Google+ Not Yet Ready For Business

Last week, Google unveiled Google+, its latest attempt (following Wave and Buzz) at crafting a social networking platform potent enough to lure users away from Facebook (and, to a lesser extent, Twitter).  Though Google+ is still in an early beta phase—registration is currently closed, so prospective users will have to wait for the G to re-open its gates sometime in the near future—it seems like this may be Mountain View’s big push into the social networking arena.  While the future success of Google+ will largely be determined by whether users embrace the new platform—either in lieu of Facebook, or as a supplement to it—we’re most concerned with how Google+ might enable small businesses to enhance their sales and online presence.

This is a big question, especially since Facebook’s offerings for businesses are somewhat limited; through Facebook, businesses can directly advertise to particular demographic groups, and/or create company profile pages, which users can then “like,” and follow.  These limitations aren’t particularly surprising, as Facebook’s initial imperative focused on providing social connectivity features for individual users, allowing the site to build a critical mass of users, from which, it was hoped, profits would somehow follow.

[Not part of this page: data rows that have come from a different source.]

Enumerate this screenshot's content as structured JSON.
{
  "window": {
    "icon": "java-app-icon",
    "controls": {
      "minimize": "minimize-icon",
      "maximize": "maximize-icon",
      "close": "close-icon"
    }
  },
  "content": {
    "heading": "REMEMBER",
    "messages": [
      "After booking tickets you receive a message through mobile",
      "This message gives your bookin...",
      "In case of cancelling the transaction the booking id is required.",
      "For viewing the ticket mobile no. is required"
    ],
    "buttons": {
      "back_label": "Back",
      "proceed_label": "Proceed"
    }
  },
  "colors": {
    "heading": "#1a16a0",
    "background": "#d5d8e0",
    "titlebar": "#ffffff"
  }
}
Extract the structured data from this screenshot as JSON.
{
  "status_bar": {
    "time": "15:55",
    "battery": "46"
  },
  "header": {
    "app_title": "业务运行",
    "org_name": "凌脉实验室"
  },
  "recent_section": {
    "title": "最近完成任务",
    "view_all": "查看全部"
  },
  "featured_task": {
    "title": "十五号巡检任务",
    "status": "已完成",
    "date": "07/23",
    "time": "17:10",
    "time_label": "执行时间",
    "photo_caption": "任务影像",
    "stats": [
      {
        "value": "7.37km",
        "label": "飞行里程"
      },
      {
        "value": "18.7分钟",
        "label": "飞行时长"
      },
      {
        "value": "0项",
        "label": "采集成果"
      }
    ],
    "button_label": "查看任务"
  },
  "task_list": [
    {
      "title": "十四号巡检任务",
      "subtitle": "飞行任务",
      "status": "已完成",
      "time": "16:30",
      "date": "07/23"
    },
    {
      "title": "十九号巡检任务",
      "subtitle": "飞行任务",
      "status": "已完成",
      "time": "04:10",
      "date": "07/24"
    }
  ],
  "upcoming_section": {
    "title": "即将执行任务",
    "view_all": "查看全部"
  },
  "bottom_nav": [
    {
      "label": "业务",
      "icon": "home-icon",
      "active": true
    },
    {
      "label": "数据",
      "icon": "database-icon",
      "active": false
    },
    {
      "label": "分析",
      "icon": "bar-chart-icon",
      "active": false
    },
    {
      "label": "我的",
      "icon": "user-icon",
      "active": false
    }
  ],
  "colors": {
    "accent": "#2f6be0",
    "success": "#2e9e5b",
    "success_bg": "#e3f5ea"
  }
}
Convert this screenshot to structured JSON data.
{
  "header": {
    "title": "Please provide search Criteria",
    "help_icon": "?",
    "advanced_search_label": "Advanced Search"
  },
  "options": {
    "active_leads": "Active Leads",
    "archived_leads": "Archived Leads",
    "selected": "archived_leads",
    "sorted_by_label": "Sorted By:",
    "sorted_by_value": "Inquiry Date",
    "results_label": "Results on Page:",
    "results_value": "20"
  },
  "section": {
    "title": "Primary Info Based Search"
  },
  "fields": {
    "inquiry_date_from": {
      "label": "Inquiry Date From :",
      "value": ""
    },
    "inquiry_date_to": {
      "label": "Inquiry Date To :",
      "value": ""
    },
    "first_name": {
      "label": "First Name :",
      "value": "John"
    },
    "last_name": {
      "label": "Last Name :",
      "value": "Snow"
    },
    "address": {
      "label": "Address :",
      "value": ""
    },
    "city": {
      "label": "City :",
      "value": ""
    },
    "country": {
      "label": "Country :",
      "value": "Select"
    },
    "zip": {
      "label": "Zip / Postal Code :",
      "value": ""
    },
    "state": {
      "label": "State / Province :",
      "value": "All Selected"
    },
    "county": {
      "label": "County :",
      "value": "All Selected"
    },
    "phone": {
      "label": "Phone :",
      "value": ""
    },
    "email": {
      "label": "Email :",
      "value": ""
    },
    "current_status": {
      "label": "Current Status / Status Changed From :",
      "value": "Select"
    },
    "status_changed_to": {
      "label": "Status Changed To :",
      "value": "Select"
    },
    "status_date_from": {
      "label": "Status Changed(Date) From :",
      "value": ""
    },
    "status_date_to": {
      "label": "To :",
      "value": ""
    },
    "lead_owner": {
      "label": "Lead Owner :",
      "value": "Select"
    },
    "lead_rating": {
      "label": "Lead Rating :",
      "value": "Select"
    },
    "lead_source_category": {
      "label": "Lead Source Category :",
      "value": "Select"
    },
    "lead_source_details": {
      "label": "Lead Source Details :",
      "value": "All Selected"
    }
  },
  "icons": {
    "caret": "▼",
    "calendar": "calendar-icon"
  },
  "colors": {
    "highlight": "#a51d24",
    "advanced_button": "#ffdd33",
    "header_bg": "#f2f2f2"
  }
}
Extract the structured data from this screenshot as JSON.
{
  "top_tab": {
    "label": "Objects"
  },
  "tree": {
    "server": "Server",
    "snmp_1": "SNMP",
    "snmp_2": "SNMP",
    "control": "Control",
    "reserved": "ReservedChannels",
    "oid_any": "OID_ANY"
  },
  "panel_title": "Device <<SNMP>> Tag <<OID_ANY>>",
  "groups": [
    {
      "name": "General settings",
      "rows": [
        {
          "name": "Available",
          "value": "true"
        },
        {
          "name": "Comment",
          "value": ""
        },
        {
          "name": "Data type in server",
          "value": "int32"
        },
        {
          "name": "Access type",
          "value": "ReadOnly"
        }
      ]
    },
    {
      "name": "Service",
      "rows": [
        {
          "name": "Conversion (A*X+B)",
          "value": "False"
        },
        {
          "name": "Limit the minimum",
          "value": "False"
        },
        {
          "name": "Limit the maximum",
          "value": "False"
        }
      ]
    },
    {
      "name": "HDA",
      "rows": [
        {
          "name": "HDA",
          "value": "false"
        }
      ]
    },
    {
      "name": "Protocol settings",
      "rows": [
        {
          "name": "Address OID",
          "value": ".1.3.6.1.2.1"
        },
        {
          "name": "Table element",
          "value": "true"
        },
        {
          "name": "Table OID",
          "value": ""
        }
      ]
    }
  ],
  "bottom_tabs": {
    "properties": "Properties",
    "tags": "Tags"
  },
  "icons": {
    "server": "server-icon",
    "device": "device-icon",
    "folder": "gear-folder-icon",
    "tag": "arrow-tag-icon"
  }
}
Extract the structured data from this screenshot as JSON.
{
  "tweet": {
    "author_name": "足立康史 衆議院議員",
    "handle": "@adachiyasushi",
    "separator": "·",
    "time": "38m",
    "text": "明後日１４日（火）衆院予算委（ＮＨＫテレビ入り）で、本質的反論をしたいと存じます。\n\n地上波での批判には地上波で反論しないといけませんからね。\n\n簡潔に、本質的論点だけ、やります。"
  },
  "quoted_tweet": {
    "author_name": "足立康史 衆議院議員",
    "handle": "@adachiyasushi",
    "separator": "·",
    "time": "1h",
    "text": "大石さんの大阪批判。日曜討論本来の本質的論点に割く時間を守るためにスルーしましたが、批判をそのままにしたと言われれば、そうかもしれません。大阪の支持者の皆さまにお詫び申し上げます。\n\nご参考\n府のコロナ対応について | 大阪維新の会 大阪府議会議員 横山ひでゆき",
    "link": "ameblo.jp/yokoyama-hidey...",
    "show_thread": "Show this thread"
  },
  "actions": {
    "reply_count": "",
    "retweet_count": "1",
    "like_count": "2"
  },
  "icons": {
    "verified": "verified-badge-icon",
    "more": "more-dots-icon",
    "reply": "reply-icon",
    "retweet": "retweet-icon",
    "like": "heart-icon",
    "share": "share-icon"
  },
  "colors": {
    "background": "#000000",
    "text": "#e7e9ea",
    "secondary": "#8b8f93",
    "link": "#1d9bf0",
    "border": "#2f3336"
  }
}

By contrast, Google is building its platform long after achieving significant mind-share amongst the world’s Web-enabled citizens; as a result, it’s probably safe to surmise that commercial considerations and companies’ needs were given high consideration throughout the Google+ development process.  Indeed, Google has pro-actively assured small business owners that they will soon be able to create company “Pages” on the new platform, while also asserting that “initially we wanted to make sure that we optimized for the individual use case…[b]uilding great consumer products is a necessary prerequisite for compelling business products.”  Sure, Google knows that it has to attract users before the platform will have any real value for businesses and advertisers, but that doesn’t mean they aren’t planning for the future.  For instance, Nexus 4G users have found that the Google+ mobile app features NFC integration: Though the NFC functionality is currently quite limited, Google is likely planning to integrate its Google+ NFC tech with its recent Google Wallet and Google Offers NFC-based mobile applications (you can check out our previous coverage of Google Wallet here), which could provide some really innovative new ways for businesses to build relationships with their customers.

As it stands now, Google+ doesn’t really have much to offer small businesses, with Google (rightfully) focusing on building out a sufficiently large user base before inviting commercial interests to the party.  Of course, Google’s investment in this platform isn’t altruistic, it’s commercial, and when all the various pieces are considered as a whole, it seems as though Google is on the cusp of offering a fully integrated system that will combine features of Yelp, Foursquare, Groupon, Facebook, and Twitter, powered by a combination of mobile and desktop devices, and utilizing NFC technology at every possible turn.  There’s a lot of promise here for small business owners, let’s just hope there’s enough user adoption for these services to come to fruition.

Apple ditches MobileMe, introduces iCloud at exciting price point: free

Although Apple’s cloud services have been rumored for years, no real information has surfaced before today about exactly what to expect. But at their Worldwide Developer Conference (WWDC) today, Apple announced that they’re going cloud in a big way: starting this fall, MoibleMe (a paid service to synchronize your mail, contacts, and calendar) will be replaced by a new, free service called iCloud.

What is iCloud? At a basic level, it’s a replacement for all of the services that MobileMe used to cover: iCloud provides free synchronization for your Mail, Calendars and Contacts through new applications that push your updates to any iOS devices you may own, including the iPad, iPhone and iPod touch. Similarly, App Store and iBookstore purchases are now automatically synchronized between multiple devices. What does that mean for you? Hassle-free work from the field, with the same calendar and mail set-up on your phone or tablet (provided those phones and tablets are the iPhone and iPad!)

The real win for small business users comes in the form of document sync, however. Last week, Apple announced that their iWork suite of apps, including Pages, Numbers and Keynote, we’re being ported to work not just on the iPad but also the iPhone and iPod touch. These apps, for those who aren’t familiar, are Apple’s answers to Microsoft’s Word, Excel, and PowerPoint, respectively.

Today Apple is announcing that their iWork suite of apps will allow document sync through their iCloud service, with 5GB free storage for documents. While 5GB isn’t a huge amount of storage for music or pictures, it translates into thousands of documents sync’d seamlessly across your devices. For users on the go, this may finally make Apple’s iWork suite of software a viable alternative to Microsoft’s suite of desktop software or even Google Documents.

A few other features of note: Apple is also announcing iBackup, a feature that securely backs up your iOS devices over Wi-Fi whenever you charge your devices. Not only are your apps, books, and music backed up, but also your device settings. This should make things easier for users upgrading from the iPad to the iPad 2, or from the iPhone 4 to whatever comes next from Apple. As well, it should relieve some stress from users worried about having to connect their iPad or iPhone to their computer via USB every time they want to manually backup their devices.

Other things like photo sync and iTunes in the cloud offer services to sync your photographs and music between devices, and you can read the full details in Apple’s press release.